WHAT TO DO:
Beneath this task are records; tally the lines in them that contain "Simple" and report only the number.

[Data records for software interfaces]
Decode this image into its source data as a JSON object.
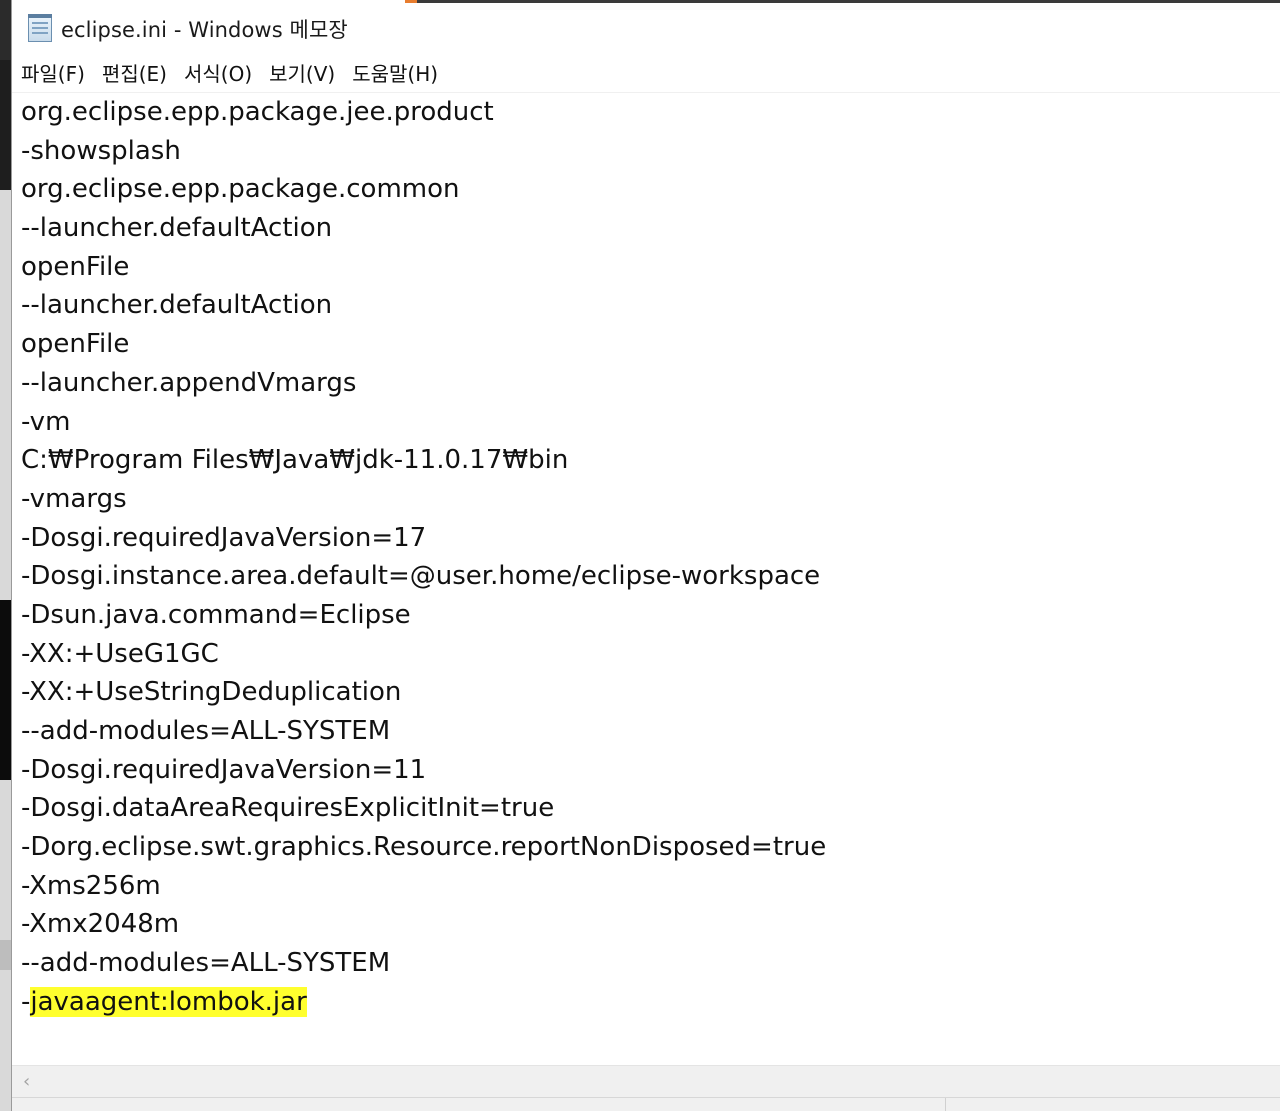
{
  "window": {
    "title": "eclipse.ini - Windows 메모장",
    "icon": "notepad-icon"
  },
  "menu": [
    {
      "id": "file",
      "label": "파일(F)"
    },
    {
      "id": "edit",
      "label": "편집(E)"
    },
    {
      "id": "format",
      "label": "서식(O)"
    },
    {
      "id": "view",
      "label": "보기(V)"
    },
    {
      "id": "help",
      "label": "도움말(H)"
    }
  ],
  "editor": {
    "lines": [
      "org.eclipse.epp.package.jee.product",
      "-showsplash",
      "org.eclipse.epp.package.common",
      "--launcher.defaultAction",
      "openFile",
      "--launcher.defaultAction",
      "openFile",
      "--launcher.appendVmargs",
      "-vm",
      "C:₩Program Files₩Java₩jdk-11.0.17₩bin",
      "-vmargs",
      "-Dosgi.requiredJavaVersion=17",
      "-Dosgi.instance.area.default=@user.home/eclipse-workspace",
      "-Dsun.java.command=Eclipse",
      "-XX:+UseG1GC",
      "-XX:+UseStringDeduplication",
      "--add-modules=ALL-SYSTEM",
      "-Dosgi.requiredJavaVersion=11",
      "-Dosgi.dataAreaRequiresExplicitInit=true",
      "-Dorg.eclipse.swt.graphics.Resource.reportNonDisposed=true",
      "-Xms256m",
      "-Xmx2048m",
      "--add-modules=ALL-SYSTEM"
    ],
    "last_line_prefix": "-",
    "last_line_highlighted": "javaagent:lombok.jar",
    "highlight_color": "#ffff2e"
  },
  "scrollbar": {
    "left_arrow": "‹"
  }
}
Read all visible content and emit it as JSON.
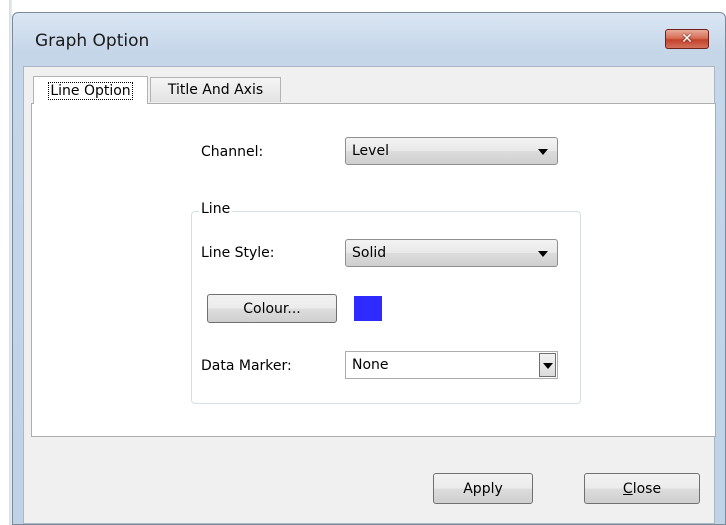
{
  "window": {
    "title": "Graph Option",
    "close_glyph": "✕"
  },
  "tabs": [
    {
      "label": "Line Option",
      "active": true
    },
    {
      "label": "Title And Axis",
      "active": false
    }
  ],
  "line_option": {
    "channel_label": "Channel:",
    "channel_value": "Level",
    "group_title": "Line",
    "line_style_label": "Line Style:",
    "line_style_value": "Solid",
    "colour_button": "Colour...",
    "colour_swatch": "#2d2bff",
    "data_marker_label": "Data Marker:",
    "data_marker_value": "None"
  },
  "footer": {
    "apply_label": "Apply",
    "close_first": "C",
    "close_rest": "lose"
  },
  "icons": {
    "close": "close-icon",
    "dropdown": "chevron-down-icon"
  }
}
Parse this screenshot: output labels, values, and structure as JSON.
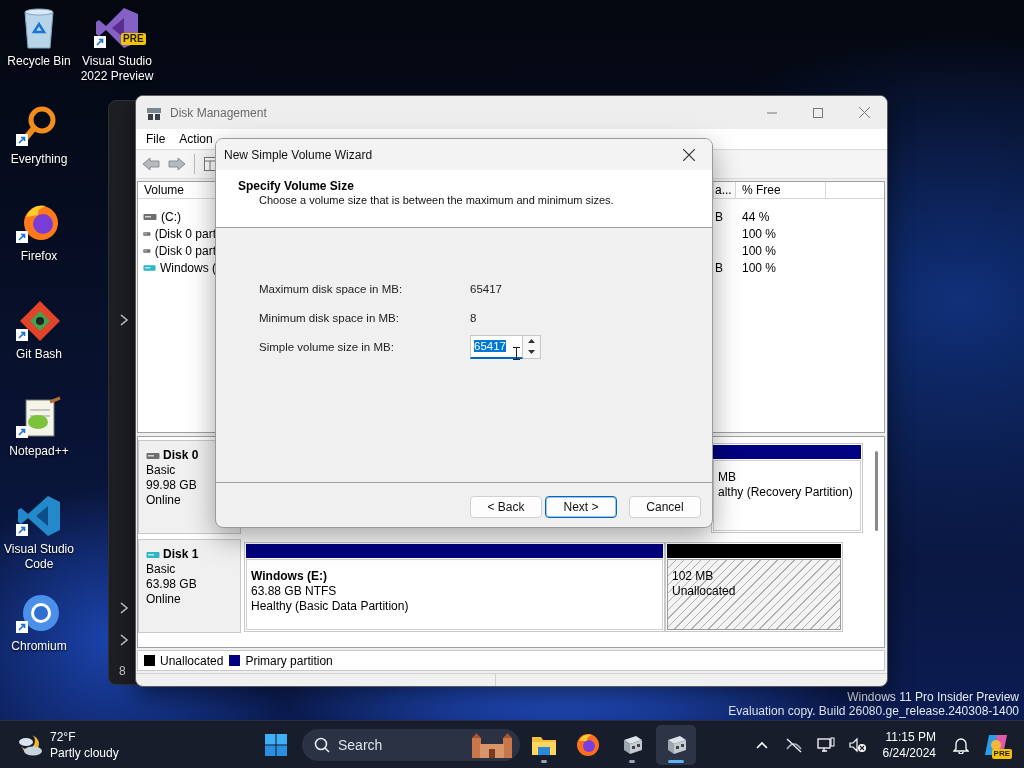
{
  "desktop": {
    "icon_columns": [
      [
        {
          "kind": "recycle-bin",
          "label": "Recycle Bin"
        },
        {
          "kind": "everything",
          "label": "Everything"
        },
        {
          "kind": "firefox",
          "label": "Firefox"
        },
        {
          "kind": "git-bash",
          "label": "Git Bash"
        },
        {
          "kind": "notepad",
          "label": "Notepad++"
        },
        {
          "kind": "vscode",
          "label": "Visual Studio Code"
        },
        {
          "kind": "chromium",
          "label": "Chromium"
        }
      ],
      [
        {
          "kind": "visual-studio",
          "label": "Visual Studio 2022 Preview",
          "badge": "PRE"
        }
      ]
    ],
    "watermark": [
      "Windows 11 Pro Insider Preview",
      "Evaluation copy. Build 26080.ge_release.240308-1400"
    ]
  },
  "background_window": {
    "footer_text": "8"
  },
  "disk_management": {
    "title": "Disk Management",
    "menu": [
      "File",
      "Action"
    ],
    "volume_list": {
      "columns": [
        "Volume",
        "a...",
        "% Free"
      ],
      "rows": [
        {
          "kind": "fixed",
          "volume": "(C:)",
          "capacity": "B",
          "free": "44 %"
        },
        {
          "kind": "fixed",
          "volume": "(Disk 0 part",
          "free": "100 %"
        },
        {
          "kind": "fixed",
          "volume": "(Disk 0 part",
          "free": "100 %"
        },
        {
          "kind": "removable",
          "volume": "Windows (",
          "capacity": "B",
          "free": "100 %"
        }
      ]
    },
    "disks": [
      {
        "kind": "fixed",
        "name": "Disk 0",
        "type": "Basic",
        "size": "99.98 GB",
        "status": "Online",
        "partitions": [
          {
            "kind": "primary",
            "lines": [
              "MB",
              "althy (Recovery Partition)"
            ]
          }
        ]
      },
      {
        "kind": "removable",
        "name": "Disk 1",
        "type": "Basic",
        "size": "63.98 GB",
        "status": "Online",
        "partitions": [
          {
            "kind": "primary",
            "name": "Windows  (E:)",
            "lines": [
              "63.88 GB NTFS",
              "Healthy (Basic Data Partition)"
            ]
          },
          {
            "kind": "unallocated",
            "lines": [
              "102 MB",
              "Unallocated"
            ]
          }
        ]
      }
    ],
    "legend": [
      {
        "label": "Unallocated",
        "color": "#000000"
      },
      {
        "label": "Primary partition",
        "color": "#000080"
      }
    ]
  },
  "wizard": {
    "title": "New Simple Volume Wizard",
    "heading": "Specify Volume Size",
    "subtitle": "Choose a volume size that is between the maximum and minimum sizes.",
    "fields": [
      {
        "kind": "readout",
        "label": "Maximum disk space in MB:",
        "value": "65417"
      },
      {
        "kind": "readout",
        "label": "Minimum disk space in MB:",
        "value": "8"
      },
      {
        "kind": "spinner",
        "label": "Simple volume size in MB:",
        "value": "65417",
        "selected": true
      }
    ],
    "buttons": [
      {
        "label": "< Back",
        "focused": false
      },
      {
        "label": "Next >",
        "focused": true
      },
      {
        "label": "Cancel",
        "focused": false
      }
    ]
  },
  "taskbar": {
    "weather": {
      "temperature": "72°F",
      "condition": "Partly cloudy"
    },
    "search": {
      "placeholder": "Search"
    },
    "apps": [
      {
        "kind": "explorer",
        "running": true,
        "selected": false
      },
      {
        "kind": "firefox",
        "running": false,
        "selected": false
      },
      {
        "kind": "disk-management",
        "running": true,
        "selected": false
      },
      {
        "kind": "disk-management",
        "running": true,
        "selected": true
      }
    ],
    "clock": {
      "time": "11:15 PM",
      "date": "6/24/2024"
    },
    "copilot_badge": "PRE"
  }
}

ANSWER SECTION:
2